▸ TO DO:
From the entries that follow, pick out all lines holding "JSON".
____
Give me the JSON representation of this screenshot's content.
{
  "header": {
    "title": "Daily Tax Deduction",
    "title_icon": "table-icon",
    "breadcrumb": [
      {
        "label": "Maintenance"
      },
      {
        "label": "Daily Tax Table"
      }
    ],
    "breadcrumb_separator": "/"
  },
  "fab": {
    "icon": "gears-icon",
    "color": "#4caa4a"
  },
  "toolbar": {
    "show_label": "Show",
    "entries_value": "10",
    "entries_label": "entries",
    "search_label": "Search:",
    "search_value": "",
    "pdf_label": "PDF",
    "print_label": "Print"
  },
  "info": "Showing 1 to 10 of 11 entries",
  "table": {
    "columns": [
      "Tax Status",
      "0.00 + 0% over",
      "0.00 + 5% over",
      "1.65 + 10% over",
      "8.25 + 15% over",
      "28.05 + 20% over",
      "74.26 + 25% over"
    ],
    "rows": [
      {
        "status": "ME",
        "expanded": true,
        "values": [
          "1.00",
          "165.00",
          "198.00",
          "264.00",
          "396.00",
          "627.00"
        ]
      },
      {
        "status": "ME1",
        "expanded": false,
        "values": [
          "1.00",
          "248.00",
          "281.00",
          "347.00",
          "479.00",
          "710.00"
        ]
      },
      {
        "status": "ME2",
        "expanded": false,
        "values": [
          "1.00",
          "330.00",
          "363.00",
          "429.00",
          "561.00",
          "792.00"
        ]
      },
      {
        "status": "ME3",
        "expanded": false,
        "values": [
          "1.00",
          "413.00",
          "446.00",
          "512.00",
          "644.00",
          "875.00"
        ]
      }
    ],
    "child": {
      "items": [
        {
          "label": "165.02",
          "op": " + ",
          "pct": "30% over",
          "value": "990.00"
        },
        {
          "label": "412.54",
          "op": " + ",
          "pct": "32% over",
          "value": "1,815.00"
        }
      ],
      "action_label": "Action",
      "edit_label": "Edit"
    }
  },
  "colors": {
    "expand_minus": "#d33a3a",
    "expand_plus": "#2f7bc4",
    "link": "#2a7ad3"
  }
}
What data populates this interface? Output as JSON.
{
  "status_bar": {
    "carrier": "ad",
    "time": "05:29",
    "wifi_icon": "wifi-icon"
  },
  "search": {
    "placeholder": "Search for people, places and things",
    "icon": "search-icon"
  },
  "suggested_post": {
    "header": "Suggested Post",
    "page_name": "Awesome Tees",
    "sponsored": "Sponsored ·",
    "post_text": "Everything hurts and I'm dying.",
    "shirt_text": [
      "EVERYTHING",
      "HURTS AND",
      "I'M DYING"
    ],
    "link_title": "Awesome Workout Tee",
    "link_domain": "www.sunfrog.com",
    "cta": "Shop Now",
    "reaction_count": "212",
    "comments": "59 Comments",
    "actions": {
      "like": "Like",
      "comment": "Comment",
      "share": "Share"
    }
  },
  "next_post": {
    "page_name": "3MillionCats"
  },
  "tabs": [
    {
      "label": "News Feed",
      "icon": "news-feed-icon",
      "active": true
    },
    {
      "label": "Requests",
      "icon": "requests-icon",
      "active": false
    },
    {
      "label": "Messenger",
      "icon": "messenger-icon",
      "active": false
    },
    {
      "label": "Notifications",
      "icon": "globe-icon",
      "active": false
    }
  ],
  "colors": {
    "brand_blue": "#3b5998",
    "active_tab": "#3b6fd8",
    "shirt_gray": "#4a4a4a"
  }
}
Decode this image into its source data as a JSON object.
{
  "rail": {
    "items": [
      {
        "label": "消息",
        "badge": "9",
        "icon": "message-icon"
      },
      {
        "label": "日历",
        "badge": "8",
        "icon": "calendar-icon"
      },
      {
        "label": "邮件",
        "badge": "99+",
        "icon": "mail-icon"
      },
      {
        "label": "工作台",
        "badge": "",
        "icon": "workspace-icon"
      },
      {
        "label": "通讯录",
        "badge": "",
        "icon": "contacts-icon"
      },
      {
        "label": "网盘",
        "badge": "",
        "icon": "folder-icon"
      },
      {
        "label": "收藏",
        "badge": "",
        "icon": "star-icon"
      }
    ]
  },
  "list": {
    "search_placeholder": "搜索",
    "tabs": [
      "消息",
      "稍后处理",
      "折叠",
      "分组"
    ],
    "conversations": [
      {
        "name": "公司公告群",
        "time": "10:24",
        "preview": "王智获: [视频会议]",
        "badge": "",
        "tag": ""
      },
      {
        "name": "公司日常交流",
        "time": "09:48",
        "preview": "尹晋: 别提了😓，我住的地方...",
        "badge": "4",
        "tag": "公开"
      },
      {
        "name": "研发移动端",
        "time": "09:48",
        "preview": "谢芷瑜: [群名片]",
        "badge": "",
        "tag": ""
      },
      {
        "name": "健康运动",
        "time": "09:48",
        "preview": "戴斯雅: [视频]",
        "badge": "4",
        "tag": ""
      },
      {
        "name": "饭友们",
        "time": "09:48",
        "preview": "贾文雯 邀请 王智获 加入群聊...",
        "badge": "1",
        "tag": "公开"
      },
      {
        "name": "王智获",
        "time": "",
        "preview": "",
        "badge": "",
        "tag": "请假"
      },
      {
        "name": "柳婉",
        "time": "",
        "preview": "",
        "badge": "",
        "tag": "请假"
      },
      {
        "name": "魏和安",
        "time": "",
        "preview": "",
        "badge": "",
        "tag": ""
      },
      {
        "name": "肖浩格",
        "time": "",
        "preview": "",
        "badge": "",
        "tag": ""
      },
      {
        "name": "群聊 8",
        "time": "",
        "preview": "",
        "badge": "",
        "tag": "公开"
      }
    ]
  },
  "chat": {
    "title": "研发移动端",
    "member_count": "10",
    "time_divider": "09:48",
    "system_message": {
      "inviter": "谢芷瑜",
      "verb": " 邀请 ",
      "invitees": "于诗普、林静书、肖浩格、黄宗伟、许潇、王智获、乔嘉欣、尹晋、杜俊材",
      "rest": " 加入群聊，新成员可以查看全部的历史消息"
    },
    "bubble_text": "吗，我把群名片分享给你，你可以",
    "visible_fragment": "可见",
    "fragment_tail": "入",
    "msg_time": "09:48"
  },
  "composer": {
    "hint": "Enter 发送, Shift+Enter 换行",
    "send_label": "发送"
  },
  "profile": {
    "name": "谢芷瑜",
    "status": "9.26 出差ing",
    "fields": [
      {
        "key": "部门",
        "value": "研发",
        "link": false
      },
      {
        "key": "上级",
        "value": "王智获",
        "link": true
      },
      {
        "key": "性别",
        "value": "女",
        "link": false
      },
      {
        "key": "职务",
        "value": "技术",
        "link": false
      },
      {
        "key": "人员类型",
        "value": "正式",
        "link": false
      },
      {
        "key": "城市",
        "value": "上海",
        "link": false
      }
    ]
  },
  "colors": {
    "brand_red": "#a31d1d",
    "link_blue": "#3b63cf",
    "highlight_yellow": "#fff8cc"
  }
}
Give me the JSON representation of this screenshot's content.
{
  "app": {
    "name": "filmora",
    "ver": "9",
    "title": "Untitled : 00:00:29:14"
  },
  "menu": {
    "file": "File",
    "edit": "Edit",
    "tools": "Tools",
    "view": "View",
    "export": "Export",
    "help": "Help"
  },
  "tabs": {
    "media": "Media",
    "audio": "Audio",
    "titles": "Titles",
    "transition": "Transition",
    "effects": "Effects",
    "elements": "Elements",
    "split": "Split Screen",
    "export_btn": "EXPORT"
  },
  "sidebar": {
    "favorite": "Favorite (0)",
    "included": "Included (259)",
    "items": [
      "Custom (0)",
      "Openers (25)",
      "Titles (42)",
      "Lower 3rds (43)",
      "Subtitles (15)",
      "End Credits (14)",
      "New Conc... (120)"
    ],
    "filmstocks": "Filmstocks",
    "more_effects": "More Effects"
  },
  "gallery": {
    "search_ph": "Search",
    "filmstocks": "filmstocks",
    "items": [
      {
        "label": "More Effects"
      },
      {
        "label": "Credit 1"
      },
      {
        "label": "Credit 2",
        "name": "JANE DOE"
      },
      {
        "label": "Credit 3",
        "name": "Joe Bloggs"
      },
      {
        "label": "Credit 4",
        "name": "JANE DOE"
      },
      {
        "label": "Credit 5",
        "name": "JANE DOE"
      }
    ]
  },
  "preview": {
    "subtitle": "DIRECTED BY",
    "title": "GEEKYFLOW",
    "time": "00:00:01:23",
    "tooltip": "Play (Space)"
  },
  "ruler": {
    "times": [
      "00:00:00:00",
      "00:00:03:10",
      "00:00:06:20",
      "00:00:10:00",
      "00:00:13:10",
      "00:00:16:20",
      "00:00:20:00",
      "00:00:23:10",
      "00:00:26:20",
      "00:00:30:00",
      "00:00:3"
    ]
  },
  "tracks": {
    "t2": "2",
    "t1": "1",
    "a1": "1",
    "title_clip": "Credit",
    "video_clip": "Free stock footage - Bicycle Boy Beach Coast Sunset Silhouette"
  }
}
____
▸ ANSWER TO THIS PROBLEM:
Give me the JSON representation of this screenshot's content.
What data populates this interface? Output as JSON.
Decode this image into its source data as a JSON object.
Give me the JSON representation of this screenshot's content.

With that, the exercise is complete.